• Receipt and delivery reporting;
• Determine FFE&T insurance requirements;
• Item and piece count verification;
• Delivery examination;
• Develop reporting of goods damaged in transit and project claims process;
• Develop delivery schedule for all FFE&T;
• Conduct regular procurement planning meetings;
• Develop an Owner’s manuals;
• Remove debris;
• Develop a vendor and facility access and security plan;
• Coordinate BioMed and Infection Prevention;
• Room-by-room sign off sheets;
• Owner acceptance of all OFOI; and
• Project closeout.
Additional Procurement Planning Factors

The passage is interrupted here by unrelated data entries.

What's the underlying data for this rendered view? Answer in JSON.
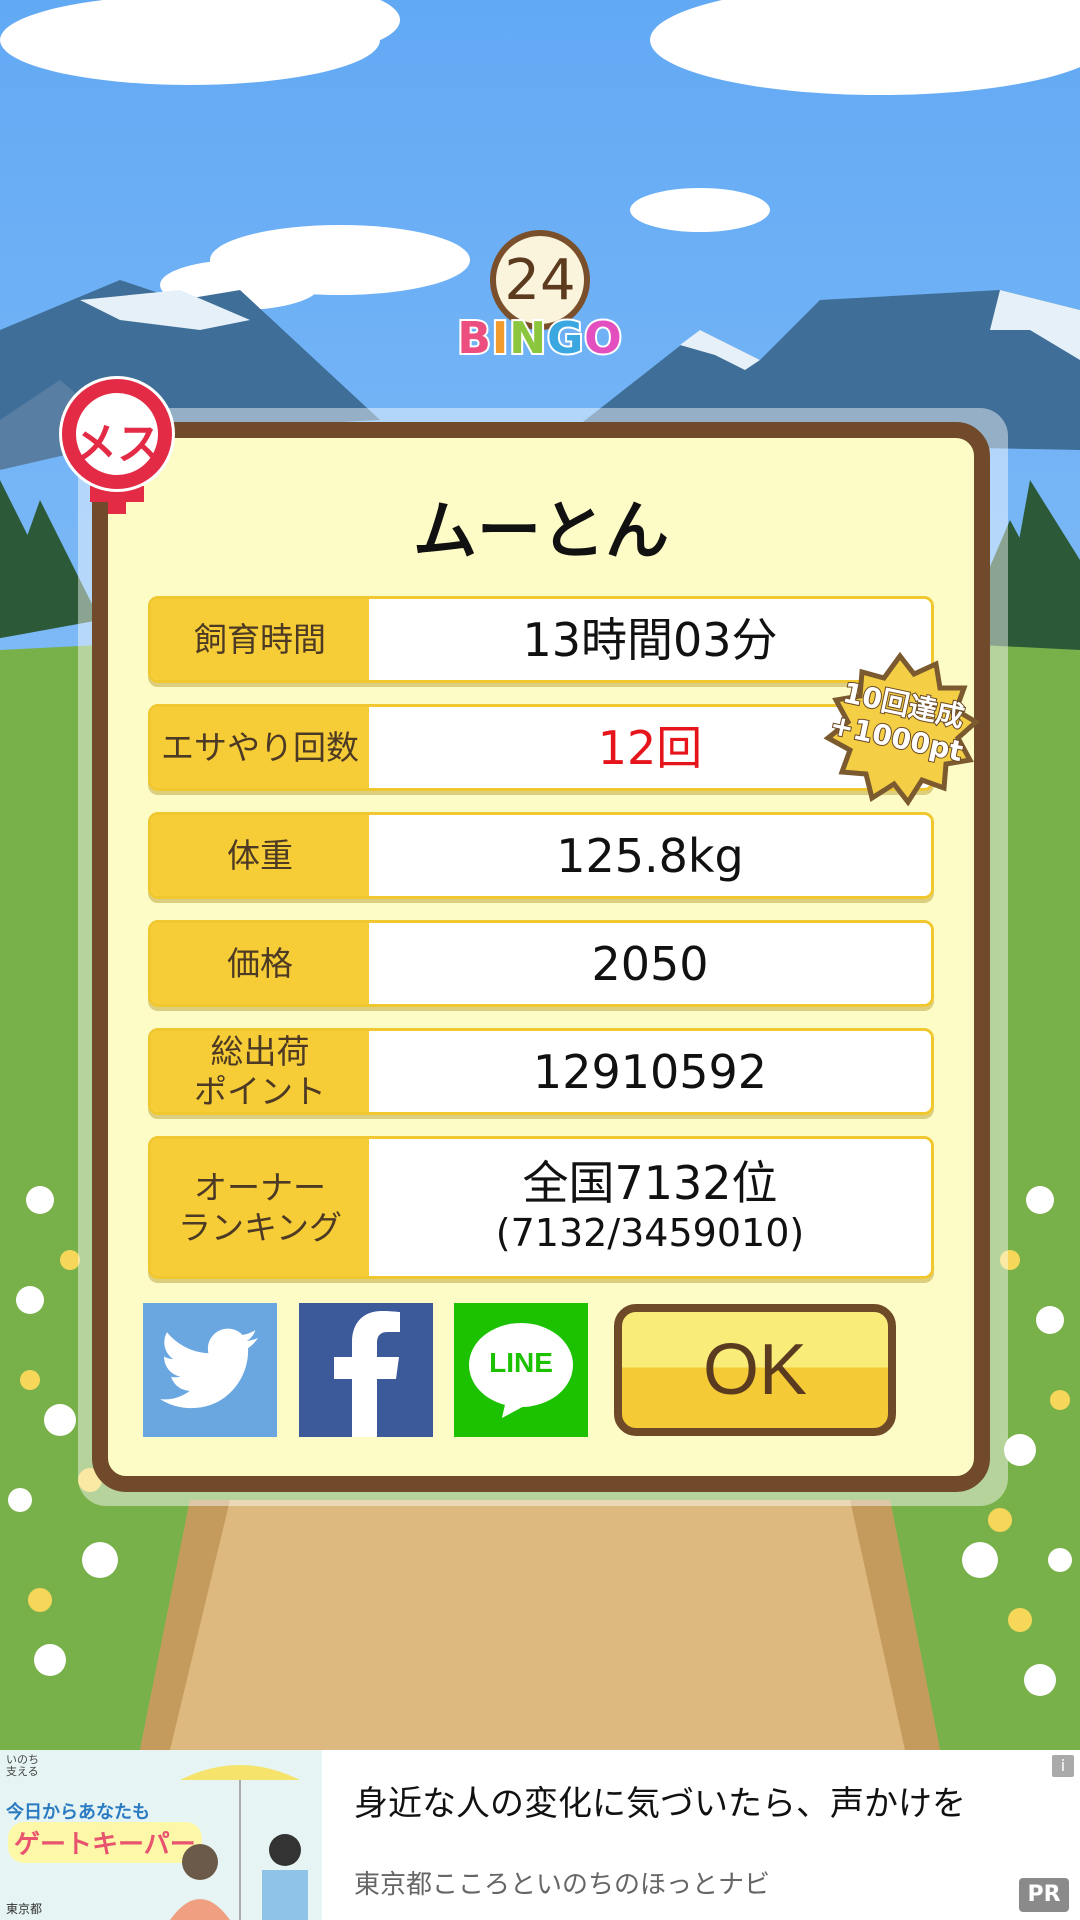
{
  "bingo": {
    "number": "24",
    "letters": [
      "B",
      "I",
      "N",
      "G",
      "O"
    ],
    "letter_colors": [
      "#ec4f7f",
      "#f39c2e",
      "#8cc63f",
      "#3aa7e0",
      "#e44fbf"
    ]
  },
  "gender": {
    "label": "メス",
    "color": "#e32b46"
  },
  "pig": {
    "name": "ムーとん"
  },
  "stats": {
    "rows": [
      {
        "label": "飼育時間",
        "value": "13時間03分"
      },
      {
        "label": "エサやり回数",
        "value": "12回"
      },
      {
        "label": "体重",
        "value": "125.8kg"
      },
      {
        "label": "価格",
        "value": "2050"
      },
      {
        "label": "総出荷\nポイント",
        "value": "12910592"
      },
      {
        "label": "オーナー\nランキング",
        "value": "全国7132位",
        "sub": "(7132/3459010)"
      }
    ]
  },
  "achievement": {
    "line1": "10回達成",
    "line2": "+1000pt"
  },
  "share": {
    "twitter_icon": "twitter-bird-icon",
    "facebook_icon": "facebook-f-icon",
    "line_label": "LINE"
  },
  "ok_button": {
    "label": "OK"
  },
  "ad": {
    "image_tag": "いのち\n支える",
    "image_line1": "今日からあなたも",
    "image_line2": "ゲートキーパー",
    "image_footer": "東京都",
    "title": "身近な人の変化に気づいたら、声かけを",
    "subtitle": "東京都こころといのちのほっとナビ",
    "info": "i",
    "pr": "PR"
  },
  "colors": {
    "panel_border": "#704a2a",
    "panel_fill": "#fdfcc6",
    "label_fill": "#f6cd36",
    "highlight_red": "#e5151b"
  }
}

Warehousing options should also be considered well in advance of the move. Which is best for your organization – Just It Time (JIT) or third party warehousing? In the world of Six Sigma, LEAN, and ongoing process improvement, many organizations have moved the management of supplies and equipment to a JIT process. The JIT process saves organizations valuable resources through more effective use of space by limiting storage needs, reducing staff, and creating a more efficient process to move materials throughout the organization.
However, JIT is not as effective during the activation of a new or major hospital addition. This process includes the receipt, verification, placement, and installation of thousands of pieces of new FFE&T. Much of the new equipment requires assembly, BioMed testing, IT set-up, etc. Receiving space for the thousands of items is often limited which requires receiving staff to quickly move items into a temporary holding area or deliver direct to the final location.
Utilizing a third party warehouse allows for all items to be received and inspected in an orderly process. The warehouse company assumes the risk and liability for inspecting all items for damage and contents. Furthermore, the warehouse company will assemble most items ahead of delivery and will remove all packaging and debris, saving the hospital time and money. The hospital or its planning consultant will coordinate all deliveries from the warehouse to the new facility to ensure all items have been received and installed to meet the overall facility activation schedule.
As hospitals plan for a new facility, FFE&T is often overlooked and delegated to a small in-house facilities team to manage without appropriate consideration of backfilling their day-to-day responsibilities. The success of activating renovated or new healthcare space will always be judged based upon how it finished. Was the building activated according to plan? Was everything in its proper place? Did all the new equipment work? Did the patient move go smoothly? Was the stress level on the organization acceptable? What additional dollars were spent to make up for the inefficiencies in execution? These final activities are the things that all personnel, patients and the public will remember as they begin experiencing the new space. Properly planning the management of the FFE&T will impact the success of staff training, final licensing, start date of the move schedule as well as the patient experience. Therefore, it is imperative for any healthcare organization involved in a capital facility project to begin development of a comprehensive FFE&T plan at inception of the project to maximize success.
For more information on Managing FFE&T and other Capital Facility topics, visit KLMK’s Educational Insights.